Women typically talk about the cervix concerning childbirth, or compared to getting a Pap smear. But many are unaware of what the cervix is and the way it functions. Discover more about the way the cervix has an important function in the female reproduction system.
Everything You Will Need to Know About Your Cervix
The cervix is the lower portion of the uterus.
It is about two inches long, and it is tubular in shape.
It hastens during childbirth to permit for the passing of the infant. Additionally, it allows for the passage of menstrual fluid from the uterus, and sperm should undergo the cervix so as to reach the uterus.
The cervix is vulnerable to many health conditions, such as chronic inflammation, polyps, dysplasia, and cancer. Regrettably, cervical conditions infrequently pose symptoms in the early stages; thus, a regular Pap smear from a gynecologist is essential. A Pap smear can spot abnormal peripheral changes before they become cancerous.
Cervical cancer screening guidelines that were updated by the Congress of Obstetricians and Gynecologists (ACOG) at February 2016 indicate:
- Women should have their first Pap smear at age 21. (The previous guidelines advocated that girls have their first Pap three years after becoming sexually active or at age 21–whichever came first.)
- Women aged 21–29 years ought to have a Pap test alone every 3 decades. HPV testing is not recommended.

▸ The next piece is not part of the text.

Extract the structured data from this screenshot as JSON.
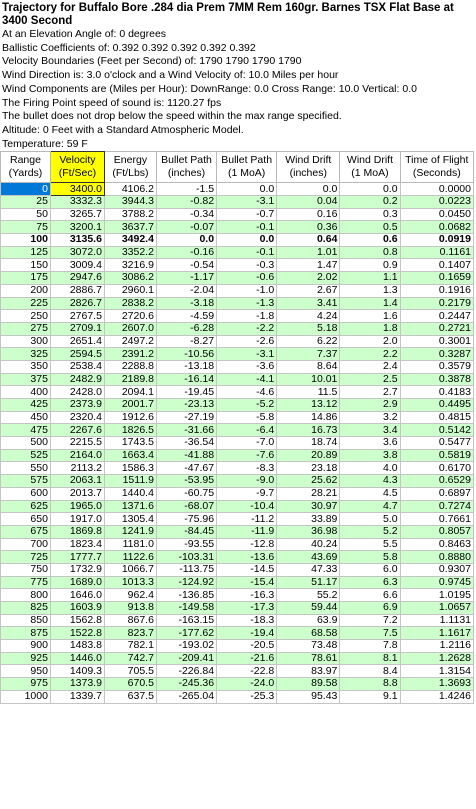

- Girls aged 30–65 years should have a Pap test and an HPV test (co-testing) every 5 years (favored ). It also is okay to have a Pap test alone each 3 decades.
- Girls age 65 or older should stop having cervical cancer screenings if they do not have a history of severe or moderate abnormal cervical cells or cervical cancer, and if they’ve had either three negative Pap test leads to a row or 2 negative co-test results in a row within the last ten years, with the most recent test conducted within the past 5 years.
- Girls who have had a hysterectomy should ask their physician about whether or not they still need screening. The answer is dependent upon several factors, such as whether the cervix was removed, the hysterectomy has been needed, and whether there is a history of mild or severe cervical cell changes or cervical cancer. Even if the cervix is removed at the time of their hysterectomy, cervical cells may still be present in the top of the vagina. If you’ve got a history of cervical cancer or cervical cell changes, you need to continue to have screenings for 20 years after the time of your operation.
Anatomy of the Cervix
Several key elements contribute to peripheral function. These areas of the cervix are usually discussed during pregnancy, Pap smears, and colposcopy examinations. It is important to get familiar with them so you are able to understand possible changes occurring in your cervix. This understanding will also help you understand evaluations, like the Pap smear or colposcopy.
- Endocervical Canal: This is the potential area in the middle of the tube of tissue that’s the cervix. During a colposcopy, the doctor may take a sample of cells in the endocervical canal. This is known as an endocervical curettage (ECC).
- Ectocervix: This is the lower portion of the cervix which protrudes into the anus.
- Internal Os: This Portion of the cervix is nearest to the uterus. During childbirth and pregnancy, you may hear the doctor talk about the”os.”
- External Os: Here is the launching of the ectocervix.
- Transformation Zone: That can also be called the”TZ” for short. This is the region of the cervix where cervical dysplasia commonly occurs. The transformation zone can be discussed during a colposcopy examination.
Again, using regular Pap smears is vital to detect any early changes in cervical cells which may lead to cervical cancernevertheless, you should be aware that the majority of abnormal Pap smears are the result of inflammation or disease.